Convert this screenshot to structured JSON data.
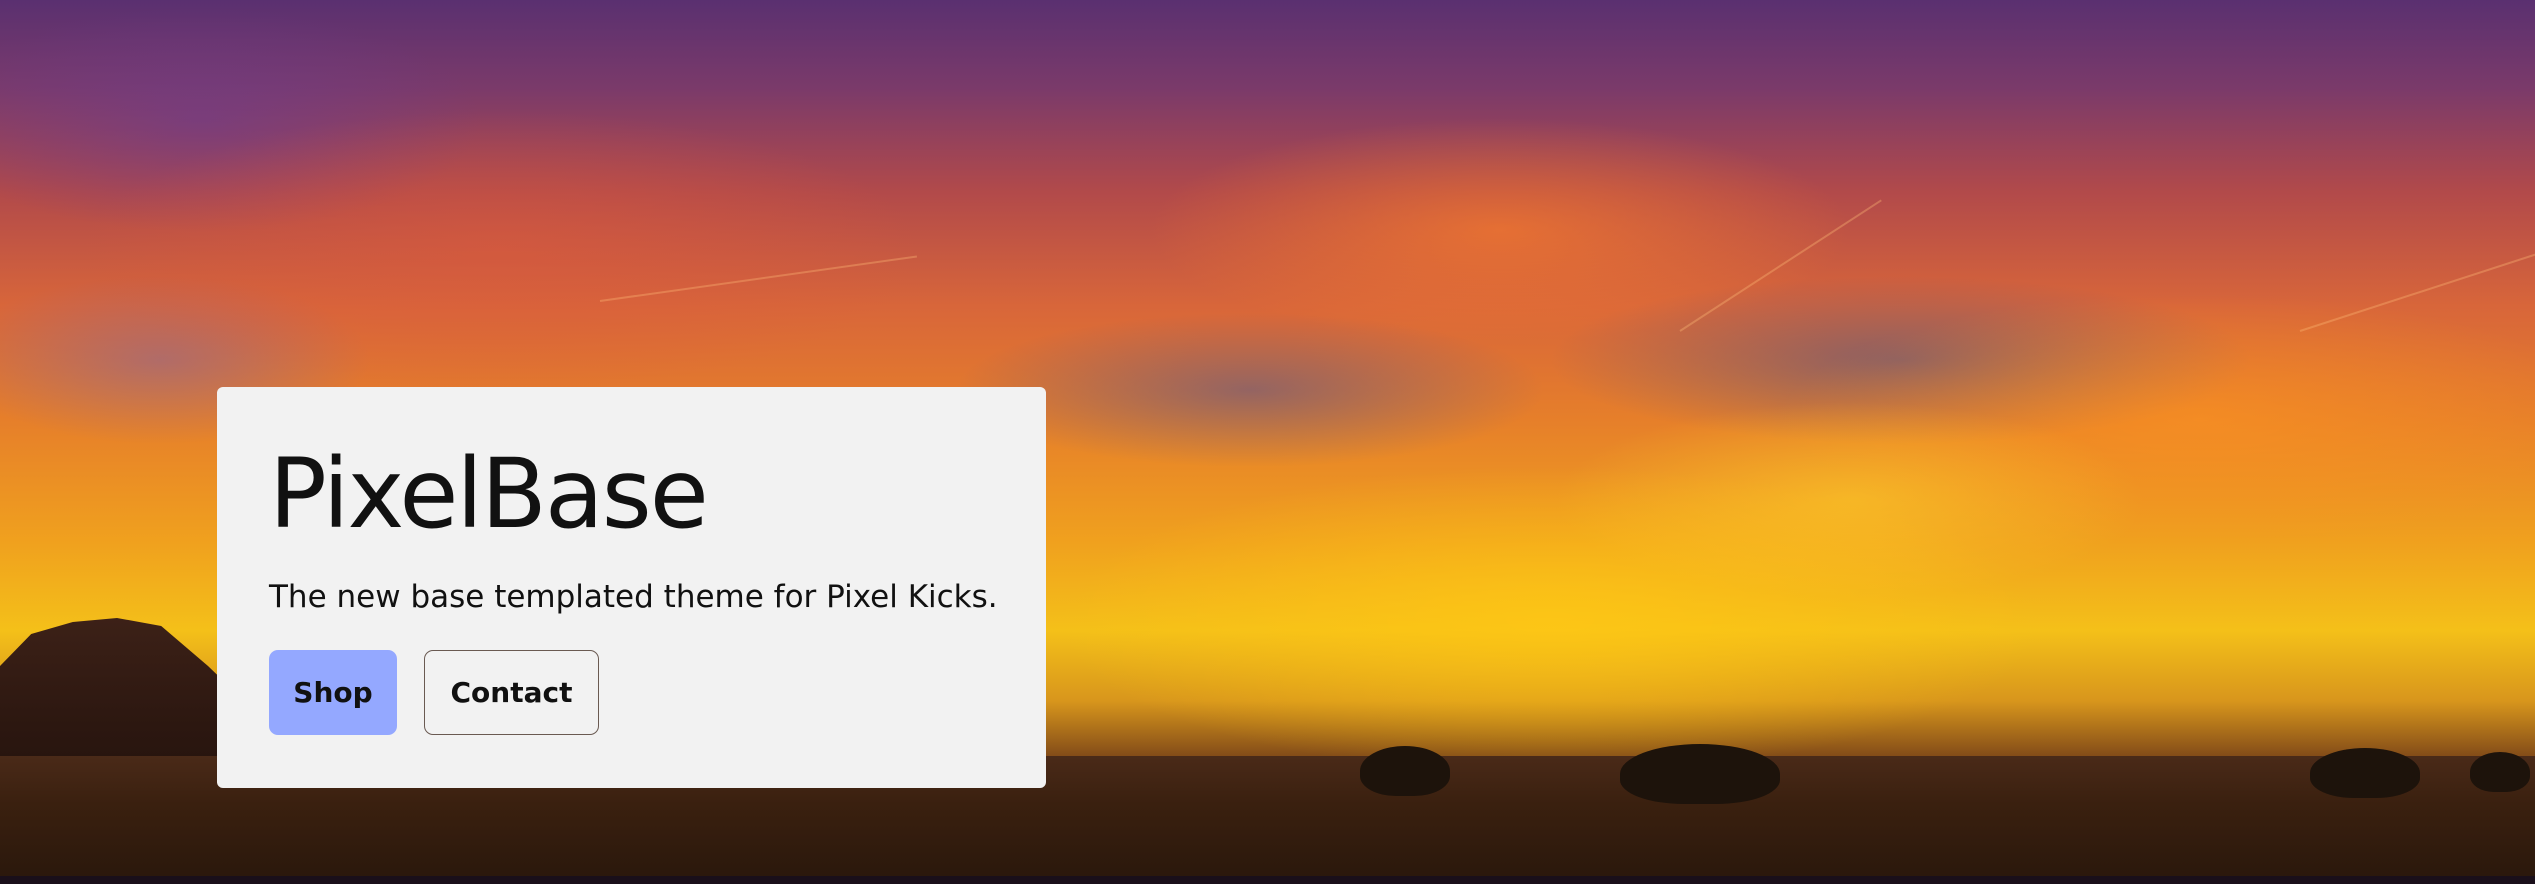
{
  "hero": {
    "title": "PixelBase",
    "tagline": "The new base templated theme for Pixel Kicks.",
    "buttons": {
      "shop_label": "Shop",
      "contact_label": "Contact"
    }
  },
  "colors": {
    "card_background": "#f2f2f2",
    "shop_button": "#94a8ff",
    "text": "#111111"
  }
}
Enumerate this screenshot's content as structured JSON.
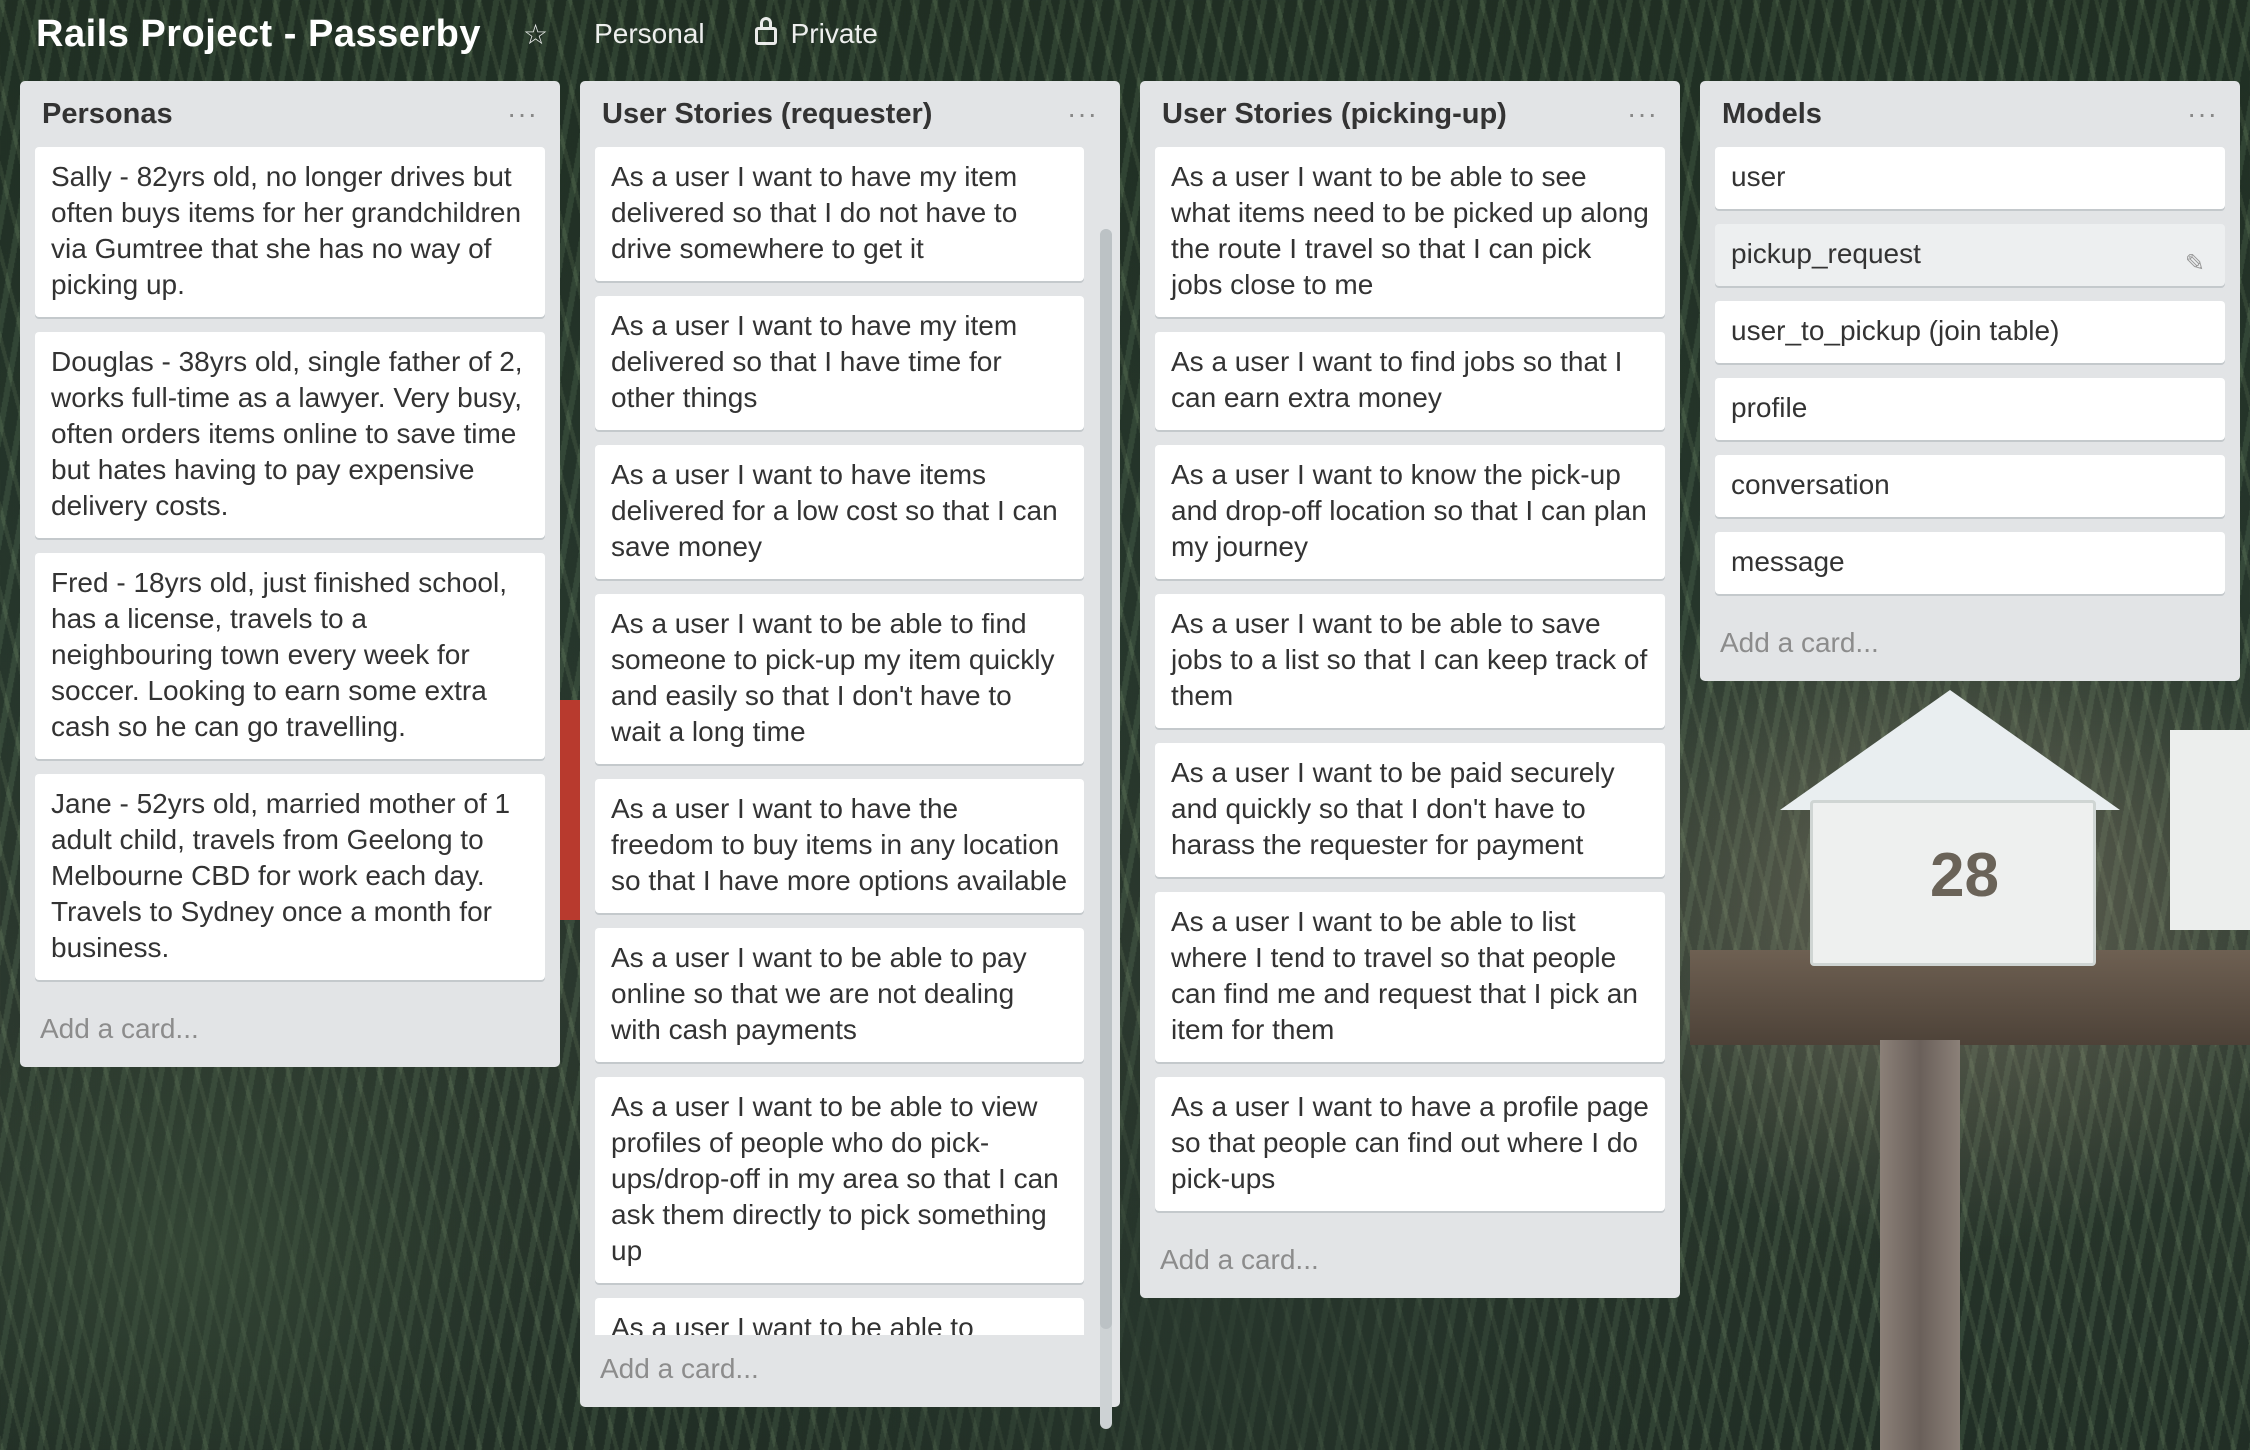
{
  "header": {
    "title": "Rails Project - Passerby",
    "star_icon": "star-icon",
    "team": "Personal",
    "visibility": "Private"
  },
  "lists": [
    {
      "title": "Personas",
      "menu": "···",
      "cards": [
        "Sally - 82yrs old, no longer drives but often buys items for her grandchildren via Gumtree that she has no way of picking up.",
        "Douglas - 38yrs old, single father of 2, works full-time as a lawyer. Very busy, often orders items online to save time but hates having to pay expensive delivery costs.",
        "Fred - 18yrs old, just finished school, has a license, travels to a neighbouring town every week for soccer. Looking to earn some extra cash so he can go travelling.",
        "Jane - 52yrs old, married mother of 1 adult child, travels from Geelong to Melbourne CBD for work each day. Travels to Sydney once a month for business."
      ],
      "add_card": "Add a card..."
    },
    {
      "title": "User Stories (requester)",
      "menu": "···",
      "cards": [
        "As a user I want to have my item delivered so that I do not have to drive somewhere to get it",
        "As a user I want to have my item delivered so that I have time for other things",
        "As a user I want to have items delivered for a low cost so that I can save money",
        "As a user I want to be able to find someone to pick-up my item quickly and easily so that I don't have to wait a long time",
        "As a user I want to have the freedom to buy items in any location so that I have more options available",
        "As a user I want to be able to pay online so that we are not dealing with cash payments",
        "As a user I want to be able to view profiles of people who do pick-ups/drop-off in my area so that I can ask them directly to pick something up",
        "As a user I want to be able to message the pick-up person"
      ],
      "add_card": "Add a card..."
    },
    {
      "title": "User Stories (picking-up)",
      "menu": "···",
      "cards": [
        "As a user I want to be able to see what items need to be picked up along the route I travel so that I can pick jobs close to me",
        "As a user I want to find jobs so that I can earn extra money",
        "As a user I want to know the pick-up and drop-off location so that I can plan my journey",
        "As a user I want to be able to save jobs to a list so that I can keep track of them",
        "As a user I want to be paid securely and quickly so that I don't have to harass the requester for payment",
        "As a user I want to be able to list where I tend to travel so that people can find me and request that I pick an item for them",
        "As a user I want to have a profile page so that people can find out where I do pick-ups"
      ],
      "add_card": "Add a card..."
    },
    {
      "title": "Models",
      "menu": "···",
      "cards": [
        "user",
        "pickup_request",
        "user_to_pickup (join table)",
        "profile",
        "conversation",
        "message"
      ],
      "add_card": "Add a card...",
      "edit_icon": "pencil-icon"
    }
  ],
  "scenery": {
    "mailbox_number": "28"
  }
}
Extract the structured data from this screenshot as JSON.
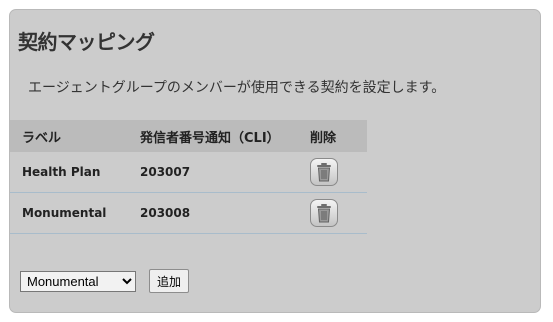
{
  "page": {
    "title": "契約マッピング",
    "description": "エージェントグループのメンバーが使用できる契約を設定します。"
  },
  "table": {
    "headers": {
      "label": "ラベル",
      "cli": "発信者番号通知（CLI）",
      "delete": "削除"
    },
    "rows": [
      {
        "label": "Health Plan",
        "cli": "203007"
      },
      {
        "label": "Monumental",
        "cli": "203008"
      }
    ]
  },
  "controls": {
    "selected": "Monumental",
    "add_label": "追加"
  },
  "icons": {
    "delete": "trash-icon"
  }
}
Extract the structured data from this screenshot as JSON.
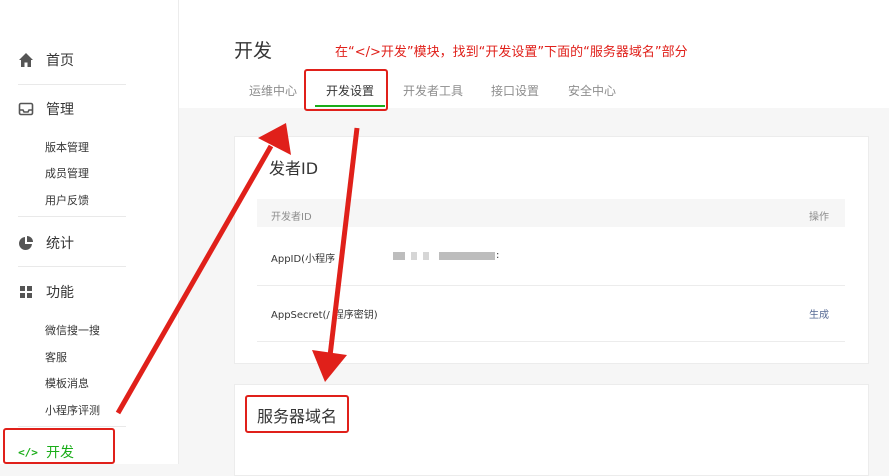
{
  "sidebar": {
    "home": {
      "label": "首页"
    },
    "manage": {
      "label": "管理",
      "items": [
        "版本管理",
        "成员管理",
        "用户反馈"
      ]
    },
    "stats": {
      "label": "统计"
    },
    "features": {
      "label": "功能",
      "items": [
        "微信搜一搜",
        "客服",
        "模板消息",
        "小程序评测"
      ]
    },
    "dev": {
      "label": "开发"
    }
  },
  "main": {
    "title": "开发",
    "tabs": [
      "运维中心",
      "开发设置",
      "开发者工具",
      "接口设置",
      "安全中心"
    ],
    "active_tab": "开发设置",
    "dev_id_card": {
      "title": "开发者ID",
      "title_visible_text": "发者ID",
      "head_left": "开发者ID",
      "head_right": "操作",
      "rows": [
        {
          "label": "AppID(小程序ID)",
          "visible_label": "AppID(小程序",
          "value_tail": ":",
          "action": ""
        },
        {
          "label": "AppSecret(小程序密钥)",
          "visible_label": "AppSecret(/",
          "visible_label_tail": "程序密钥)",
          "action": "生成"
        }
      ]
    },
    "server_card": {
      "title": "服务器域名"
    }
  },
  "annotation": {
    "text": "在“</>开发”模块，找到“开发设置”下面的“服务器域名”部分"
  },
  "colors": {
    "accent": "#1aad19",
    "annotation": "#e0201a",
    "link": "#576b95"
  }
}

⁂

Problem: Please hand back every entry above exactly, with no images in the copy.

Response to this task:
Convert this screenshot to structured JSON data.
{
  "hero": {
    "title": "PixelBase",
    "tagline": "The new base templated theme for Pixel Kicks.",
    "buttons": {
      "shop_label": "Shop",
      "contact_label": "Contact"
    }
  },
  "colors": {
    "card_background": "#f2f2f2",
    "shop_button": "#94a8ff",
    "text": "#111111"
  }
}
Enumerate this screenshot's content as structured JSON.
{
  "header": {
    "title": "Rails Project - Passerby",
    "star_icon": "star-icon",
    "team": "Personal",
    "visibility": "Private"
  },
  "lists": [
    {
      "title": "Personas",
      "menu": "···",
      "cards": [
        "Sally - 82yrs old, no longer drives but often buys items for her grandchildren via Gumtree that she has no way of picking up.",
        "Douglas - 38yrs old, single father of 2, works full-time as a lawyer. Very busy, often orders items online to save time but hates having to pay expensive delivery costs.",
        "Fred - 18yrs old, just finished school, has a license, travels to a neighbouring town every week for soccer. Looking to earn some extra cash so he can go travelling.",
        "Jane - 52yrs old, married mother of 1 adult child, travels from Geelong to Melbourne CBD for work each day. Travels to Sydney once a month for business."
      ],
      "add_card": "Add a card..."
    },
    {
      "title": "User Stories (requester)",
      "menu": "···",
      "cards": [
        "As a user I want to have my item delivered so that I do not have to drive somewhere to get it",
        "As a user I want to have my item delivered so that I have time for other things",
        "As a user I want to have items delivered for a low cost so that I can save money",
        "As a user I want to be able to find someone to pick-up my item quickly and easily so that I don't have to wait a long time",
        "As a user I want to have the freedom to buy items in any location so that I have more options available",
        "As a user I want to be able to pay online so that we are not dealing with cash payments",
        "As a user I want to be able to view profiles of people who do pick-ups/drop-off in my area so that I can ask them directly to pick something up",
        "As a user I want to be able to message the pick-up person"
      ],
      "add_card": "Add a card..."
    },
    {
      "title": "User Stories (picking-up)",
      "menu": "···",
      "cards": [
        "As a user I want to be able to see what items need to be picked up along the route I travel so that I can pick jobs close to me",
        "As a user I want to find jobs so that I can earn extra money",
        "As a user I want to know the pick-up and drop-off location so that I can plan my journey",
        "As a user I want to be able to save jobs to a list so that I can keep track of them",
        "As a user I want to be paid securely and quickly so that I don't have to harass the requester for payment",
        "As a user I want to be able to list where I tend to travel so that people can find me and request that I pick an item for them",
        "As a user I want to have a profile page so that people can find out where I do pick-ups"
      ],
      "add_card": "Add a card..."
    },
    {
      "title": "Models",
      "menu": "···",
      "cards": [
        "user",
        "pickup_request",
        "user_to_pickup (join table)",
        "profile",
        "conversation",
        "message"
      ],
      "add_card": "Add a card...",
      "edit_icon": "pencil-icon"
    }
  ],
  "scenery": {
    "mailbox_number": "28"
  }
}
Extract the structured data from this screenshot as JSON.
{
  "page": {
    "title": "契約マッピング",
    "description": "エージェントグループのメンバーが使用できる契約を設定します。"
  },
  "table": {
    "headers": {
      "label": "ラベル",
      "cli": "発信者番号通知（CLI）",
      "delete": "削除"
    },
    "rows": [
      {
        "label": "Health Plan",
        "cli": "203007"
      },
      {
        "label": "Monumental",
        "cli": "203008"
      }
    ]
  },
  "controls": {
    "selected": "Monumental",
    "add_label": "追加"
  },
  "icons": {
    "delete": "trash-icon"
  }
}
Extract the structured data from this screenshot as JSON.
{
  "sidebar": {
    "home": {
      "label": "首页"
    },
    "manage": {
      "label": "管理",
      "items": [
        "版本管理",
        "成员管理",
        "用户反馈"
      ]
    },
    "stats": {
      "label": "统计"
    },
    "features": {
      "label": "功能",
      "items": [
        "微信搜一搜",
        "客服",
        "模板消息",
        "小程序评测"
      ]
    },
    "dev": {
      "label": "开发"
    }
  },
  "main": {
    "title": "开发",
    "tabs": [
      "运维中心",
      "开发设置",
      "开发者工具",
      "接口设置",
      "安全中心"
    ],
    "active_tab": "开发设置",
    "dev_id_card": {
      "title": "开发者ID",
      "title_visible_text": "发者ID",
      "head_left": "开发者ID",
      "head_right": "操作",
      "rows": [
        {
          "label": "AppID(小程序ID)",
          "visible_label": "AppID(小程序",
          "value_tail": ":",
          "action": ""
        },
        {
          "label": "AppSecret(小程序密钥)",
          "visible_label": "AppSecret(/",
          "visible_label_tail": "程序密钥)",
          "action": "生成"
        }
      ]
    },
    "server_card": {
      "title": "服务器域名"
    }
  },
  "annotation": {
    "text": "在“</>开发”模块，找到“开发设置”下面的“服务器域名”部分"
  },
  "colors": {
    "accent": "#1aad19",
    "annotation": "#e0201a",
    "link": "#576b95"
  }
}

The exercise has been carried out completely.